• [What the task requires] Apart from the pictures, please restate every entry below exactly.
*** Recorded data ***
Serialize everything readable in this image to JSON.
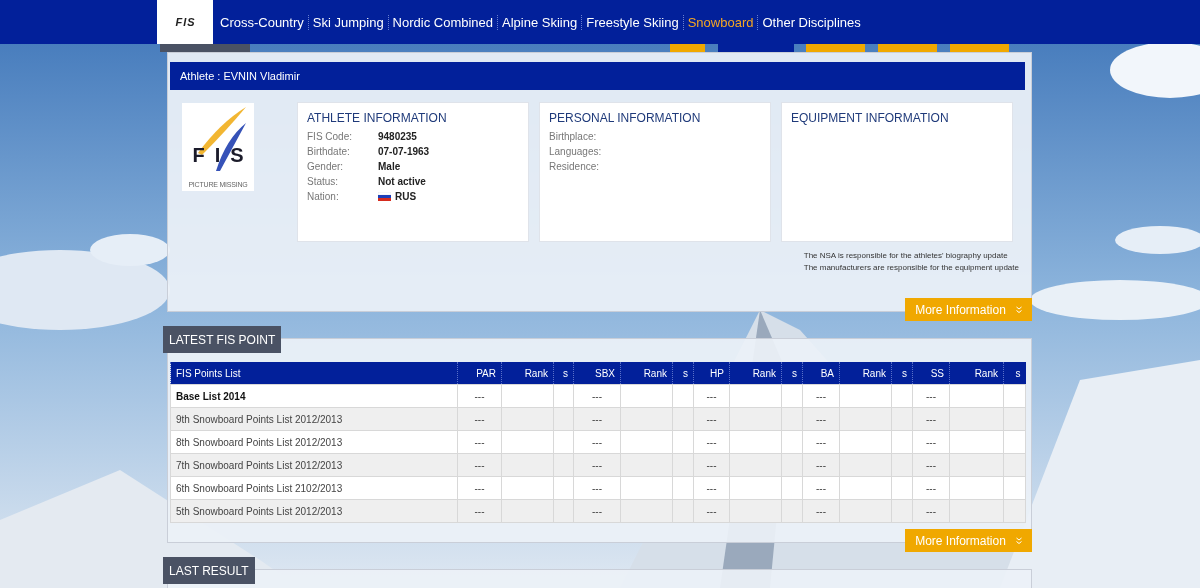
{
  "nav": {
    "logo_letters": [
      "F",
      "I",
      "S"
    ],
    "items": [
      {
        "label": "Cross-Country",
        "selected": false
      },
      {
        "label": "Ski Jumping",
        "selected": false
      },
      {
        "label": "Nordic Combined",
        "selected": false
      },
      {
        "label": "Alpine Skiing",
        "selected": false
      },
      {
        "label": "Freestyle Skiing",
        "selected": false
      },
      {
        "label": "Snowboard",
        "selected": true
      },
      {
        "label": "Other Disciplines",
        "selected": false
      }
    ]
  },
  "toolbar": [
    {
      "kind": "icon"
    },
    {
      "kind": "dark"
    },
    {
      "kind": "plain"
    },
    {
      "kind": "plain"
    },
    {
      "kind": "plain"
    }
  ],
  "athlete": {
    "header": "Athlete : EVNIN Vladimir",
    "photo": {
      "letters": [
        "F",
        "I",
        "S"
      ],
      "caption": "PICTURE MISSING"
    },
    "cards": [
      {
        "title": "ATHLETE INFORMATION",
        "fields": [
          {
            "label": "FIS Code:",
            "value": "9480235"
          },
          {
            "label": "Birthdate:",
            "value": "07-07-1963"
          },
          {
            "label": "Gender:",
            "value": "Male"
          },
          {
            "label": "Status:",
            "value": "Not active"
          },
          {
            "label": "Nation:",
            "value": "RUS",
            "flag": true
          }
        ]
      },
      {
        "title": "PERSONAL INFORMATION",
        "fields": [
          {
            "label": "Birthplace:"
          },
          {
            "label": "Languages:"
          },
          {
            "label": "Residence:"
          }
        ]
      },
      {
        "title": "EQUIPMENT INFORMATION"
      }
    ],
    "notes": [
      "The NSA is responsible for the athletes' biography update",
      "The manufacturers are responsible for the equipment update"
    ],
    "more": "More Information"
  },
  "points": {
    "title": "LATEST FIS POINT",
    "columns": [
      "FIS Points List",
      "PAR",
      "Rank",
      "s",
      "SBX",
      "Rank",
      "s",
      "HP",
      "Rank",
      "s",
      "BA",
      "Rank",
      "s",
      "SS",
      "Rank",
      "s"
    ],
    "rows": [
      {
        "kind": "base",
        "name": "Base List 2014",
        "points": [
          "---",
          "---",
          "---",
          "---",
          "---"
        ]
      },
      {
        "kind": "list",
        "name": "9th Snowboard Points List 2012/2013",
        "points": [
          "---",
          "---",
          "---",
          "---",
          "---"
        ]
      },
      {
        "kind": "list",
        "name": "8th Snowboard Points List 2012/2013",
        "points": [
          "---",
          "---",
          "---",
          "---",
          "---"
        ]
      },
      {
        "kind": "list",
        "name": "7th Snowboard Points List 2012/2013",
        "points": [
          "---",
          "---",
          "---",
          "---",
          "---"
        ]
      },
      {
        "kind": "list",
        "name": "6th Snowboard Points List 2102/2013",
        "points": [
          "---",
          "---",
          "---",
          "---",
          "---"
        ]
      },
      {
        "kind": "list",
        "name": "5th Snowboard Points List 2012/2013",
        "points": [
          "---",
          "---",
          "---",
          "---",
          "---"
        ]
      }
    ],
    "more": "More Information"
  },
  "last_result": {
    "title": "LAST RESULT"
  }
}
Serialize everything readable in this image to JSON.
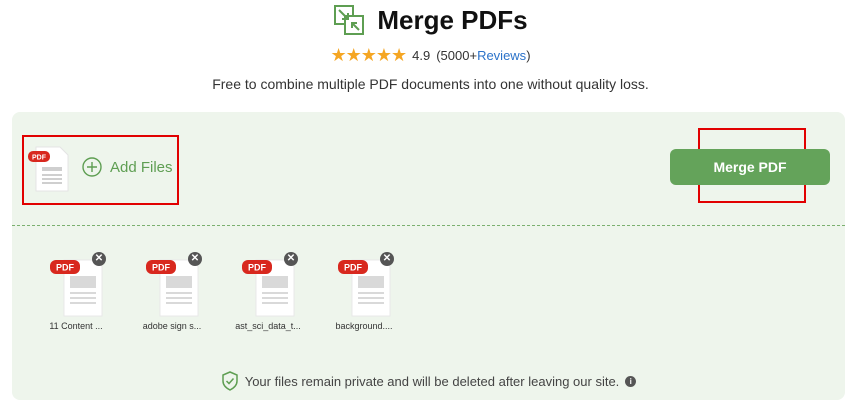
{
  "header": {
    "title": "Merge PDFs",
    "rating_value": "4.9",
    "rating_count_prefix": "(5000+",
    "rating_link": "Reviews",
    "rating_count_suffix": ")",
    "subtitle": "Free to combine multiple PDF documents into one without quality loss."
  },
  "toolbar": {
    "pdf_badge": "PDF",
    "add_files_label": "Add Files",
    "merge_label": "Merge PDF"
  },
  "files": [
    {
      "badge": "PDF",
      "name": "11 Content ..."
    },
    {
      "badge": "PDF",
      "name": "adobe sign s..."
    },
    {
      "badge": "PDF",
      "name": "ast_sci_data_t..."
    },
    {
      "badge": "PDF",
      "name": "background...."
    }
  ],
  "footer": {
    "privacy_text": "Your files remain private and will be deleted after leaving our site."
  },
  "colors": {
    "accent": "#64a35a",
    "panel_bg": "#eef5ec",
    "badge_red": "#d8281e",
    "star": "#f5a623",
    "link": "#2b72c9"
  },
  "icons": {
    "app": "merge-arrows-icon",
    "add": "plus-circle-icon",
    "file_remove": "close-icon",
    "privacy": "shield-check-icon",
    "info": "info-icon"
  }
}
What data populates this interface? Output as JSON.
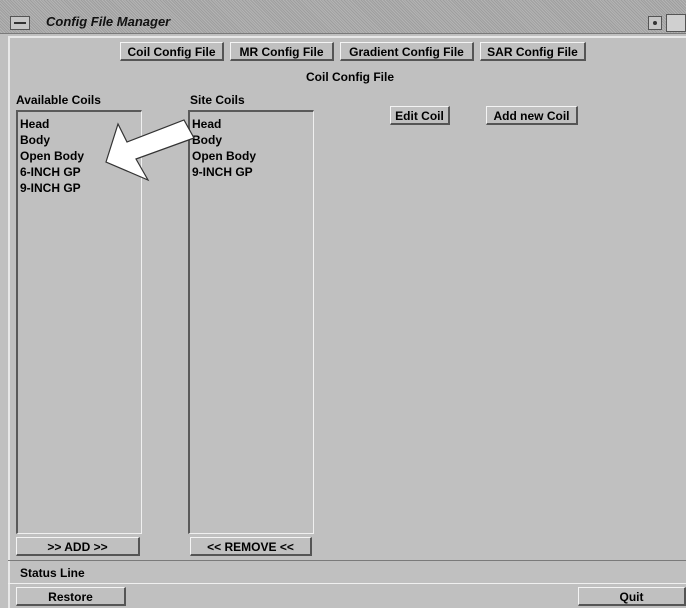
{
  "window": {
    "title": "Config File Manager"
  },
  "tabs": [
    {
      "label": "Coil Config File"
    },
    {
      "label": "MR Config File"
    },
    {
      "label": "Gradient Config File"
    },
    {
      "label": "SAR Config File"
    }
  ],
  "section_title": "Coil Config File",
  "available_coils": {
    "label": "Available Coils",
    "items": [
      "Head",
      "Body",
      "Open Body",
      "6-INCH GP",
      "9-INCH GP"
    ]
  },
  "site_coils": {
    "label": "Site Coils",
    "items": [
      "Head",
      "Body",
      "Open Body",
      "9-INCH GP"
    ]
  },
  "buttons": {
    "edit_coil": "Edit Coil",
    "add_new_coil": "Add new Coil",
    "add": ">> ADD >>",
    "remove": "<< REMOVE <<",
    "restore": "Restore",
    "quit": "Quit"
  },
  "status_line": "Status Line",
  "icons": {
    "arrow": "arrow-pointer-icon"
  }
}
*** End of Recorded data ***
• [Answer to this problem]
Serialize everything readable in this image to JSON.
{
  "nav": {
    "logo_letters": [
      "F",
      "I",
      "S"
    ],
    "items": [
      {
        "label": "Cross-Country",
        "selected": false
      },
      {
        "label": "Ski Jumping",
        "selected": false
      },
      {
        "label": "Nordic Combined",
        "selected": false
      },
      {
        "label": "Alpine Skiing",
        "selected": false
      },
      {
        "label": "Freestyle Skiing",
        "selected": false
      },
      {
        "label": "Snowboard",
        "selected": true
      },
      {
        "label": "Other Disciplines",
        "selected": false
      }
    ]
  },
  "toolbar": [
    {
      "kind": "icon"
    },
    {
      "kind": "dark"
    },
    {
      "kind": "plain"
    },
    {
      "kind": "plain"
    },
    {
      "kind": "plain"
    }
  ],
  "athlete": {
    "header": "Athlete : EVNIN Vladimir",
    "photo": {
      "letters": [
        "F",
        "I",
        "S"
      ],
      "caption": "PICTURE MISSING"
    },
    "cards": [
      {
        "title": "ATHLETE INFORMATION",
        "fields": [
          {
            "label": "FIS Code:",
            "value": "9480235"
          },
          {
            "label": "Birthdate:",
            "value": "07-07-1963"
          },
          {
            "label": "Gender:",
            "value": "Male"
          },
          {
            "label": "Status:",
            "value": "Not active"
          },
          {
            "label": "Nation:",
            "value": "RUS",
            "flag": true
          }
        ]
      },
      {
        "title": "PERSONAL INFORMATION",
        "fields": [
          {
            "label": "Birthplace:"
          },
          {
            "label": "Languages:"
          },
          {
            "label": "Residence:"
          }
        ]
      },
      {
        "title": "EQUIPMENT INFORMATION"
      }
    ],
    "notes": [
      "The NSA is responsible for the athletes' biography update",
      "The manufacturers are responsible for the equipment update"
    ],
    "more": "More Information"
  },
  "points": {
    "title": "LATEST FIS POINT",
    "columns": [
      "FIS Points List",
      "PAR",
      "Rank",
      "s",
      "SBX",
      "Rank",
      "s",
      "HP",
      "Rank",
      "s",
      "BA",
      "Rank",
      "s",
      "SS",
      "Rank",
      "s"
    ],
    "rows": [
      {
        "kind": "base",
        "name": "Base List 2014",
        "points": [
          "---",
          "---",
          "---",
          "---",
          "---"
        ]
      },
      {
        "kind": "list",
        "name": "9th Snowboard Points List 2012/2013",
        "points": [
          "---",
          "---",
          "---",
          "---",
          "---"
        ]
      },
      {
        "kind": "list",
        "name": "8th Snowboard Points List 2012/2013",
        "points": [
          "---",
          "---",
          "---",
          "---",
          "---"
        ]
      },
      {
        "kind": "list",
        "name": "7th Snowboard Points List 2012/2013",
        "points": [
          "---",
          "---",
          "---",
          "---",
          "---"
        ]
      },
      {
        "kind": "list",
        "name": "6th Snowboard Points List 2102/2013",
        "points": [
          "---",
          "---",
          "---",
          "---",
          "---"
        ]
      },
      {
        "kind": "list",
        "name": "5th Snowboard Points List 2012/2013",
        "points": [
          "---",
          "---",
          "---",
          "---",
          "---"
        ]
      }
    ],
    "more": "More Information"
  },
  "last_result": {
    "title": "LAST RESULT"
  }
}
Serialize everything readable in this image to JSON.
{
  "header": {
    "title": "Merge PDFs",
    "rating_value": "4.9",
    "rating_count_prefix": "(5000+",
    "rating_link": "Reviews",
    "rating_count_suffix": ")",
    "subtitle": "Free to combine multiple PDF documents into one without quality loss."
  },
  "toolbar": {
    "pdf_badge": "PDF",
    "add_files_label": "Add Files",
    "merge_label": "Merge PDF"
  },
  "files": [
    {
      "badge": "PDF",
      "name": "11 Content ..."
    },
    {
      "badge": "PDF",
      "name": "adobe sign s..."
    },
    {
      "badge": "PDF",
      "name": "ast_sci_data_t..."
    },
    {
      "badge": "PDF",
      "name": "background...."
    }
  ],
  "footer": {
    "privacy_text": "Your files remain private and will be deleted after leaving our site."
  },
  "colors": {
    "accent": "#64a35a",
    "panel_bg": "#eef5ec",
    "badge_red": "#d8281e",
    "star": "#f5a623",
    "link": "#2b72c9"
  },
  "icons": {
    "app": "merge-arrows-icon",
    "add": "plus-circle-icon",
    "file_remove": "close-icon",
    "privacy": "shield-check-icon",
    "info": "info-icon"
  }
}
What data populates this interface? Output as JSON.
{
  "window": {
    "title": "Config File Manager"
  },
  "tabs": [
    {
      "label": "Coil Config File"
    },
    {
      "label": "MR Config File"
    },
    {
      "label": "Gradient Config File"
    },
    {
      "label": "SAR Config File"
    }
  ],
  "section_title": "Coil Config File",
  "available_coils": {
    "label": "Available Coils",
    "items": [
      "Head",
      "Body",
      "Open Body",
      "6-INCH GP",
      "9-INCH GP"
    ]
  },
  "site_coils": {
    "label": "Site Coils",
    "items": [
      "Head",
      "Body",
      "Open Body",
      "9-INCH GP"
    ]
  },
  "buttons": {
    "edit_coil": "Edit Coil",
    "add_new_coil": "Add new Coil",
    "add": ">> ADD >>",
    "remove": "<< REMOVE <<",
    "restore": "Restore",
    "quit": "Quit"
  },
  "status_line": "Status Line",
  "icons": {
    "arrow": "arrow-pointer-icon"
  }
}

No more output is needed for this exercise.